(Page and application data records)

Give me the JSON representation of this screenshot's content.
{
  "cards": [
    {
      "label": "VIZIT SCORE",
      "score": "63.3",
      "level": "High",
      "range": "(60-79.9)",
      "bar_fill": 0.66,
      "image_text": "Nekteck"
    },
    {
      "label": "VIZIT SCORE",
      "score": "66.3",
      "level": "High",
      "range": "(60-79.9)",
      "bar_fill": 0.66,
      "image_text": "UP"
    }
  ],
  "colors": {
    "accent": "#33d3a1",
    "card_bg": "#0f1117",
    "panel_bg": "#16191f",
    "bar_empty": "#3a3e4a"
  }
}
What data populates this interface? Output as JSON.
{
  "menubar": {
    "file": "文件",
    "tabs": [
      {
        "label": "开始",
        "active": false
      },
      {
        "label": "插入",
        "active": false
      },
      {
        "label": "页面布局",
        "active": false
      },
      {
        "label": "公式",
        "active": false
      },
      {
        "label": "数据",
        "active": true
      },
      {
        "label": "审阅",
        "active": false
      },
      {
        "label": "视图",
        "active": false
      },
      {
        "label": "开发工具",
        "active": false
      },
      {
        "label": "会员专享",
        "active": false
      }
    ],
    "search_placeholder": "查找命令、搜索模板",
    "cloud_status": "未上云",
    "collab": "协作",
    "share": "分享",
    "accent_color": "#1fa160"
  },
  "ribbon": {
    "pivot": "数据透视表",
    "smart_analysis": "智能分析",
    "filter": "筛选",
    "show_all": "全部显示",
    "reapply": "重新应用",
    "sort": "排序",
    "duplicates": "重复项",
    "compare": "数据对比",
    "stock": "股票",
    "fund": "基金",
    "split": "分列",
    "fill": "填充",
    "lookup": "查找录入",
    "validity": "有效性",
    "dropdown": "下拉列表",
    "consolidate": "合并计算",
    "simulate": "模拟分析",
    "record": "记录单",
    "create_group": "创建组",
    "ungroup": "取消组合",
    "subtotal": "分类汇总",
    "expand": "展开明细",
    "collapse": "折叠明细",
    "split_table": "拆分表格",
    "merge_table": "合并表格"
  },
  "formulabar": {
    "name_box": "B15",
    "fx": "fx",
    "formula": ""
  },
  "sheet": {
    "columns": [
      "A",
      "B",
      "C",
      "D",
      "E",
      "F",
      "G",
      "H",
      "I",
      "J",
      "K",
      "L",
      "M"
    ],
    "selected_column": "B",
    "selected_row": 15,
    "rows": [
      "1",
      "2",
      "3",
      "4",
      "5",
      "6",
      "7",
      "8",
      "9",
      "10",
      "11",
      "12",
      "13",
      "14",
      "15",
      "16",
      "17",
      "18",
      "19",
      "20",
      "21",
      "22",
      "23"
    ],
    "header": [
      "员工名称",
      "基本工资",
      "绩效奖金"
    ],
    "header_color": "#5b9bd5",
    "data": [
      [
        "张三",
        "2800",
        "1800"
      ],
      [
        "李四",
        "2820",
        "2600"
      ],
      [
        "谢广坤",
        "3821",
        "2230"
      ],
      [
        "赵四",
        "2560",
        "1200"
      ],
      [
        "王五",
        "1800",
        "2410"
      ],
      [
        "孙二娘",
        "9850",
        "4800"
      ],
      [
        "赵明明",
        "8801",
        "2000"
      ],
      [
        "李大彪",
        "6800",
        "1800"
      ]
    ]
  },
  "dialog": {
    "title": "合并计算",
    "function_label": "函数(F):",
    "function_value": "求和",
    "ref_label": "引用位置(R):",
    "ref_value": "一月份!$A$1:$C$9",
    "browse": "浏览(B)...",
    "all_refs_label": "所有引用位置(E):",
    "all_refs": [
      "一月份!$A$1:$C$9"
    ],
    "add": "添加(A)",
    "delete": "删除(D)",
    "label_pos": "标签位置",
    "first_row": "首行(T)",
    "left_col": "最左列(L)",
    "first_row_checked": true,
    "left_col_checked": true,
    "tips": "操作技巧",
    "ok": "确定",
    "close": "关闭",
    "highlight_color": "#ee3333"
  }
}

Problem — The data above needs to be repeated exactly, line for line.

Solution —
Give me the JSON representation of this screenshot's content.
{
  "cards": [
    {
      "label": "VIZIT SCORE",
      "score": "63.3",
      "level": "High",
      "range": "(60-79.9)",
      "bar_fill": 0.66,
      "image_text": "Nekteck"
    },
    {
      "label": "VIZIT SCORE",
      "score": "66.3",
      "level": "High",
      "range": "(60-79.9)",
      "bar_fill": 0.66,
      "image_text": "UP"
    }
  ],
  "colors": {
    "accent": "#33d3a1",
    "card_bg": "#0f1117",
    "panel_bg": "#16191f",
    "bar_empty": "#3a3e4a"
  }
}
What data populates this interface? Output as JSON.
{
  "menubar": {
    "file": "文件",
    "tabs": [
      {
        "label": "开始",
        "active": false
      },
      {
        "label": "插入",
        "active": false
      },
      {
        "label": "页面布局",
        "active": false
      },
      {
        "label": "公式",
        "active": false
      },
      {
        "label": "数据",
        "active": true
      },
      {
        "label": "审阅",
        "active": false
      },
      {
        "label": "视图",
        "active": false
      },
      {
        "label": "开发工具",
        "active": false
      },
      {
        "label": "会员专享",
        "active": false
      }
    ],
    "search_placeholder": "查找命令、搜索模板",
    "cloud_status": "未上云",
    "collab": "协作",
    "share": "分享",
    "accent_color": "#1fa160"
  },
  "ribbon": {
    "pivot": "数据透视表",
    "smart_analysis": "智能分析",
    "filter": "筛选",
    "show_all": "全部显示",
    "reapply": "重新应用",
    "sort": "排序",
    "duplicates": "重复项",
    "compare": "数据对比",
    "stock": "股票",
    "fund": "基金",
    "split": "分列",
    "fill": "填充",
    "lookup": "查找录入",
    "validity": "有效性",
    "dropdown": "下拉列表",
    "consolidate": "合并计算",
    "simulate": "模拟分析",
    "record": "记录单",
    "create_group": "创建组",
    "ungroup": "取消组合",
    "subtotal": "分类汇总",
    "expand": "展开明细",
    "collapse": "折叠明细",
    "split_table": "拆分表格",
    "merge_table": "合并表格"
  },
  "formulabar": {
    "name_box": "B15",
    "fx": "fx",
    "formula": ""
  },
  "sheet": {
    "columns": [
      "A",
      "B",
      "C",
      "D",
      "E",
      "F",
      "G",
      "H",
      "I",
      "J",
      "K",
      "L",
      "M"
    ],
    "selected_column": "B",
    "selected_row": 15,
    "rows": [
      "1",
      "2",
      "3",
      "4",
      "5",
      "6",
      "7",
      "8",
      "9",
      "10",
      "11",
      "12",
      "13",
      "14",
      "15",
      "16",
      "17",
      "18",
      "19",
      "20",
      "21",
      "22",
      "23"
    ],
    "header": [
      "员工名称",
      "基本工资",
      "绩效奖金"
    ],
    "header_color": "#5b9bd5",
    "data": [
      [
        "张三",
        "2800",
        "1800"
      ],
      [
        "李四",
        "2820",
        "2600"
      ],
      [
        "谢广坤",
        "3821",
        "2230"
      ],
      [
        "赵四",
        "2560",
        "1200"
      ],
      [
        "王五",
        "1800",
        "2410"
      ],
      [
        "孙二娘",
        "9850",
        "4800"
      ],
      [
        "赵明明",
        "8801",
        "2000"
      ],
      [
        "李大彪",
        "6800",
        "1800"
      ]
    ]
  },
  "dialog": {
    "title": "合并计算",
    "function_label": "函数(F):",
    "function_value": "求和",
    "ref_label": "引用位置(R):",
    "ref_value": "一月份!$A$1:$C$9",
    "browse": "浏览(B)...",
    "all_refs_label": "所有引用位置(E):",
    "all_refs": [
      "一月份!$A$1:$C$9"
    ],
    "add": "添加(A)",
    "delete": "删除(D)",
    "label_pos": "标签位置",
    "first_row": "首行(T)",
    "left_col": "最左列(L)",
    "first_row_checked": true,
    "left_col_checked": true,
    "tips": "操作技巧",
    "ok": "确定",
    "close": "关闭",
    "highlight_color": "#ee3333"
  }
}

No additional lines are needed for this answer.